(Element data from apps and pages)

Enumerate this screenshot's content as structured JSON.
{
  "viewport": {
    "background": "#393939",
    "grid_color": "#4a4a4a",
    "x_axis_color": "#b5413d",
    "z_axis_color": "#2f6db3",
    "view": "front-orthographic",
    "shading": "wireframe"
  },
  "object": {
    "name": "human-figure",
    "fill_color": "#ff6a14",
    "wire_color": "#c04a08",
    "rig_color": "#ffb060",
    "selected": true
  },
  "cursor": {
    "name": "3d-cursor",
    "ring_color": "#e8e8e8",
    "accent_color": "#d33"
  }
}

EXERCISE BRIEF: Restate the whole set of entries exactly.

OUTPUT FOR THIS EXERCISE:
Enumerate this screenshot's content as structured JSON.
{
  "viewport": {
    "background": "#393939",
    "grid_color": "#4a4a4a",
    "x_axis_color": "#b5413d",
    "z_axis_color": "#2f6db3",
    "view": "front-orthographic",
    "shading": "wireframe"
  },
  "object": {
    "name": "human-figure",
    "fill_color": "#ff6a14",
    "wire_color": "#c04a08",
    "rig_color": "#ffb060",
    "selected": true
  },
  "cursor": {
    "name": "3d-cursor",
    "ring_color": "#e8e8e8",
    "accent_color": "#d33"
  }
}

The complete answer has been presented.